Alzheimer’s disease (AD) is a devastating neurodegenerative disorder that affects millions of people worldwide. One of the main features of this disease is the formation of amyloid-beta (Aβ) aggregates in the brain, which are believed to play a critical role in the development of AD. Scientists have been exploring various strategies to prevent or treat AD, including the use of natural compounds like β-carotene. In a recent study, researchers investigated how β-carotene affects the structure of Aβ aggregates, providing new insights into potential therapeutic approaches.

A Quick Guide to SU-8 Photolithography

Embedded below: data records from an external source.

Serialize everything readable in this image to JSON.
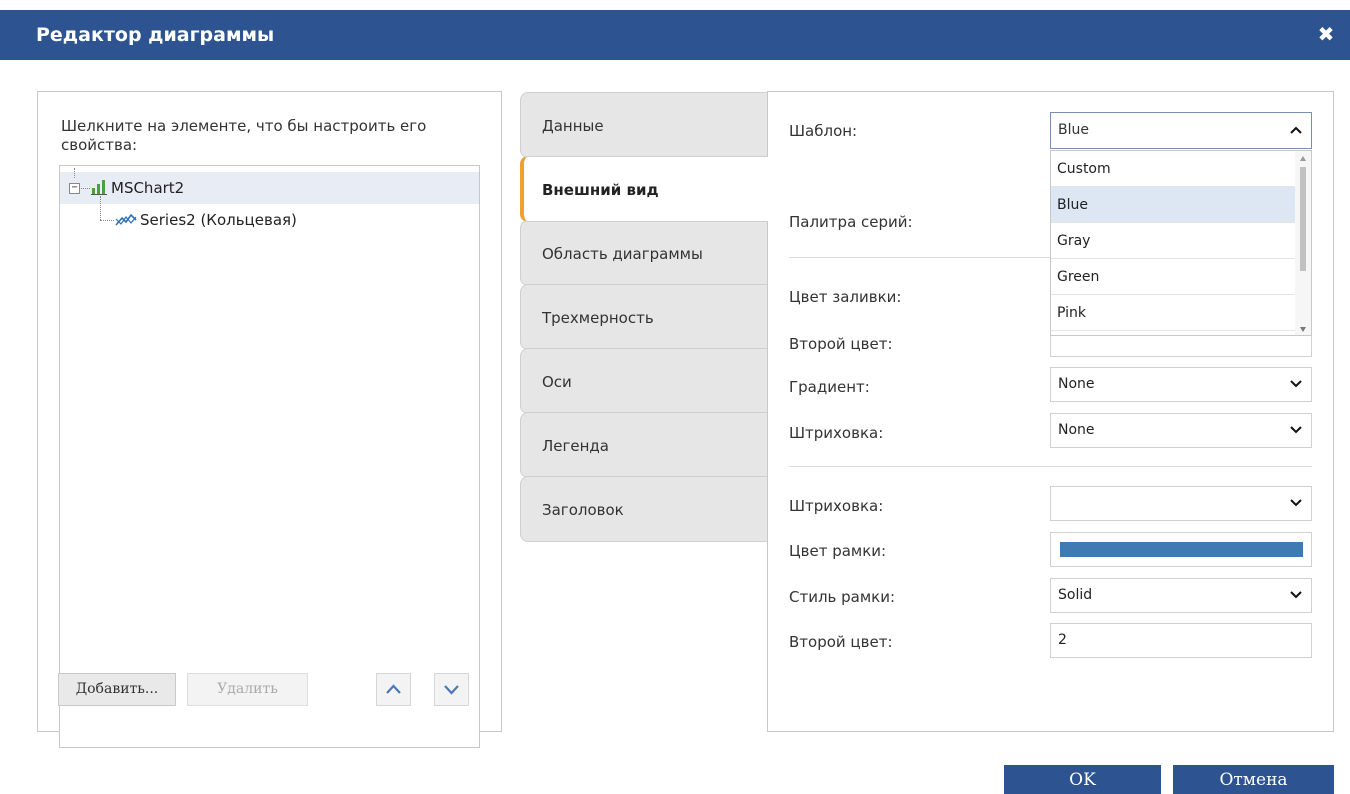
{
  "dialog": {
    "title": "Редактор диаграммы"
  },
  "left": {
    "hint": "Шелкните на элементе, что бы настроить его свойства:",
    "tree": [
      {
        "label": "MSChart2",
        "icon": "bar-chart-icon"
      },
      {
        "label": "Series2 (Кольцевая)",
        "icon": "line-series-icon"
      }
    ],
    "add_label": "Добавить...",
    "delete_label": "Удалить"
  },
  "tabs": [
    {
      "label": "Данные"
    },
    {
      "label": "Внешний вид"
    },
    {
      "label": "Область диаграммы"
    },
    {
      "label": "Трехмерность"
    },
    {
      "label": "Оси"
    },
    {
      "label": "Легенда"
    },
    {
      "label": "Заголовок"
    }
  ],
  "props": {
    "template_label": "Шаблон:",
    "template_value": "Blue",
    "template_options": [
      "Custom",
      "Blue",
      "Gray",
      "Green",
      "Pink"
    ],
    "palette_label": "Палитра серий:",
    "fill_color_label": "Цвет заливки:",
    "second_color_label": "Второй цвет:",
    "gradient_label": "Градиент:",
    "gradient_value": "None",
    "hatch_label": "Штриховка:",
    "hatch_value": "None",
    "hatch2_label": "Штриховка:",
    "hatch2_value": "",
    "border_color_label": "Цвет рамки:",
    "border_color": "#3f7ab3",
    "border_style_label": "Стиль рамки:",
    "border_style_value": "Solid",
    "second_color2_label": "Второй цвет:",
    "second_color2_value": "2"
  },
  "footer": {
    "ok_label": "OK",
    "cancel_label": "Отмена"
  },
  "colors": {
    "titlebar": "#2d5490",
    "active_tab_accent": "#f0a030",
    "button": "#2d5490"
  }
}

SU-8 photolithography is a widely used microfabrication technique that uses a photosensitive negative epoxy called SU-8. The SU-8 is used to create micro and nanoscale patterns on a substrate’s surface, microstructures, and coatings for various applications. It is a popular choice because of its stable chemical, mechanical and thermal characteristics. SU-8 photolithography plays an important role in manufacturing microfluidics and microelectromechanical system components. This blog post will look at the procedure, applications, and instruments used for SU-8 photolithography.

Functionalizing Substrates with Custom Metal Coatings

Metal coatings are used across various industries and applications to improve the properties and performance of a substrate. Adding a metal coating can enhance a material’s appearance and resistance properties, among other characteristics, making it suitable for various applications, such as electronics, medical implants, and transportation components.

Why Coat Silicon Wafers with Metal Surfaces?

Silicon wafers are widely used in modern technology, serving mainly as the substrate for microelectronic circuits. In fact, it is extremely rare to find electronic devices that don’t contain some form of silicon-based substrate. The reason for this ubiquity is the unique semiconducting properties of silicon–but an electro-ceramic substrate is not the final word in integrated circuits. Metal surfaces also play a crucial role in semiconductor devices. 

Using Photolithography to Pattern Metal Surfaces

Many life sciences applications benefit from photolithography, a method of microfabricating materials, because of its low-cost, efficient process. A substrate is covered with a photoresist and exposed to light to remove specific areas, leaving a patterned image behind. This blog post will look at why photolithography is used to pattern metal surfaces and the benefits it provides.

How Photolithography Factors into Semiconductor Manufacturing

Photolithography is the pioneering technique used to generate functional patterns on various substrates. Precision microfabrication often occurs at scales and levels of throughput that conventional machining paradigms cannot achieve. No mechanical tools can etch microelectronics for complex devices like integrated circuits, optical components, and bio-sensors. Photolithography, meanwhile, is perfectly suited to the task. 

Electrical Characterization of Interdigitated Electrodes (IDEs)

Interdigitated electrodes (IDEs) are widely used as pressure sensors and transducers in the medical electronics industry. IDEs have also found use as strain gauges and force sensors, as well as in chemical sensor applications. To characterize IDEs, electrical measurements of resistance, capacitance and impedance need to be implemented. This article discusses how to perform an electrical analysis of IDEs.